MEXICO CITY (Reuters) -Hurricane Grace weakened into a tropical storm after passing the Mexican beach resort of Tulum on Thursday, but was expected to regain strength again and cause flooding as it churns across the country’s southeast.
The storm made landfall on the Yucatan peninsula early Thursday as a Category 1 hurricane. Social media images showed downed street signs and palm trees flailing in the wind near Tulum and authorities reported some floods, power outages and toppled trees.
Grace was now heading west and was expected to hit the coast of Veracruz state as a hurricane late on Friday, the Miami-based National Hurricane Center (NHC) said. There were warnings of hurricane conditions and dangerous storm surge.
The NHC said Grace would dump 4-8 inches (10-20 cm) of rain over the Yucatan peninsula through Friday, and up to 12 inches in some areas. The heavy rainfall would likely cause areas of flash and urban flooding, it added.
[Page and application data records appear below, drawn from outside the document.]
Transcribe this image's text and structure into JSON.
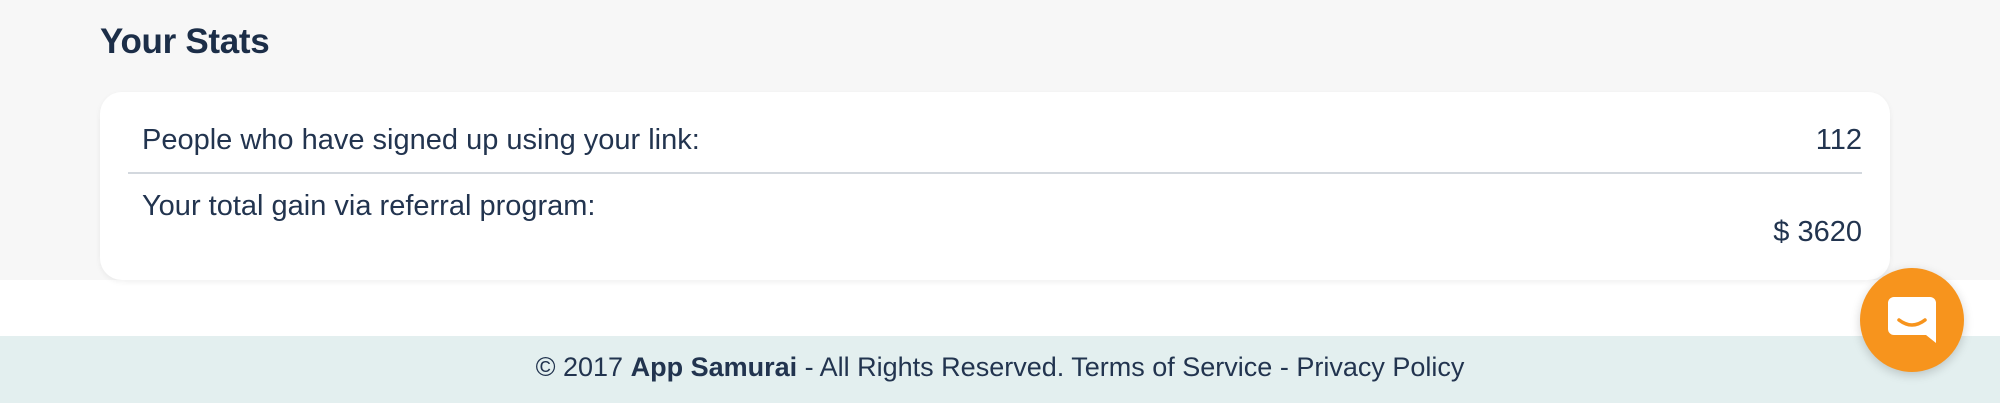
{
  "stats": {
    "title": "Your Stats",
    "rows": [
      {
        "label": "People who have signed up using your link:",
        "value": "112"
      },
      {
        "label": "Your total gain via referral program:",
        "value": "$ 3620"
      }
    ]
  },
  "footer": {
    "copyright": "© 2017",
    "brand": "App Samurai",
    "rights": "- All Rights Reserved.",
    "terms_label": "Terms of Service",
    "separator": "-",
    "privacy_label": "Privacy Policy"
  },
  "chat": {
    "icon": "chat-bubble-icon",
    "color": "#f7941d"
  },
  "colors": {
    "text": "#22344f",
    "page_bg": "#f7f7f7",
    "footer_bg": "#e3efef",
    "accent": "#f7941d"
  }
}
Mexican officials said preparations had been made for the hurricane’s arrival, with dozens of military and rescue workers as well as staff from the national power utility, the Comision Federal Electricidad, gearing up to help.
“We’re ready,” Laura Velazquez, head of Mexico’s civil protection authority, told a regular news conference standing alongside President Andres Manuel Lopez Obrador.
Velazquez said the states of Quintana Roo, Campeche, Yucatan and Tabasco were likely to receive heavy rainfall.
Grace unleashed downpours and flooding over Haiti and Jamaica earlier this week. By Thursday morning it was about 85 miles west of Tulum, with top sustained winds of 65 mph (100 kph) the NHC said. The storm was moving west at 18 mph (29 kph).
(Reporting by Dave Graham, Daina Beth Solomon and Diego OreEditing by Mark Porter and Frances Kerry)